## [Work required]
Taking the records line by line, how many lines contain the word "grupo"? Answer with the number only.

═════ Data under study

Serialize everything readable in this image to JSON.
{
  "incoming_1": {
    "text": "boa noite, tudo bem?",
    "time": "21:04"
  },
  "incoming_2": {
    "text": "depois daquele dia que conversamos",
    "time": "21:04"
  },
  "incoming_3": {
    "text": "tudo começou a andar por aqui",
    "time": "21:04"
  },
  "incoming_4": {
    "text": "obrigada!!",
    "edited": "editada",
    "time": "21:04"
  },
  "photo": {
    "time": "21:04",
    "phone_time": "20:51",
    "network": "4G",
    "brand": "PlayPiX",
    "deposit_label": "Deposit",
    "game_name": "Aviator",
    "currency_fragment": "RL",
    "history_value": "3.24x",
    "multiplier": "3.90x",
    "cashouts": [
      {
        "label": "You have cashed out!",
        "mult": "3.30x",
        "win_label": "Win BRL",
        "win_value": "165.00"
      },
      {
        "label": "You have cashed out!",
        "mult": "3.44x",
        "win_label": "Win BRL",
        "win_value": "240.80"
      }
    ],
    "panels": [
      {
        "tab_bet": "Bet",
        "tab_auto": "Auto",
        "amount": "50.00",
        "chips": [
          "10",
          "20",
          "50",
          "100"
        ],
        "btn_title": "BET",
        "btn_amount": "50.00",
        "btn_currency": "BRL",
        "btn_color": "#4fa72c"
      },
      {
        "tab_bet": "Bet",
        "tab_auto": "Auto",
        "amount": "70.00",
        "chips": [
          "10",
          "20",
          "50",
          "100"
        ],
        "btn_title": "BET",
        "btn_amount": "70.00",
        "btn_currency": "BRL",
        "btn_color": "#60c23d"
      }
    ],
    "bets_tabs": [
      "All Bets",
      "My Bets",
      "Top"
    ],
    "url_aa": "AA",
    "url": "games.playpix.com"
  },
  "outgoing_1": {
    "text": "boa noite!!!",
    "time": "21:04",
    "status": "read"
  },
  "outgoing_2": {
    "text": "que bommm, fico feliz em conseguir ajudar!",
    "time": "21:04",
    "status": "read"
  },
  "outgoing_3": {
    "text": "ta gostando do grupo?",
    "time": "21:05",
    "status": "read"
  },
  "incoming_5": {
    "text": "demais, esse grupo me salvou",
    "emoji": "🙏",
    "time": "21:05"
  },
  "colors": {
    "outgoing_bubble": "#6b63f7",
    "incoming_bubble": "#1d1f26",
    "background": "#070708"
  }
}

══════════

## [Solved problem]
2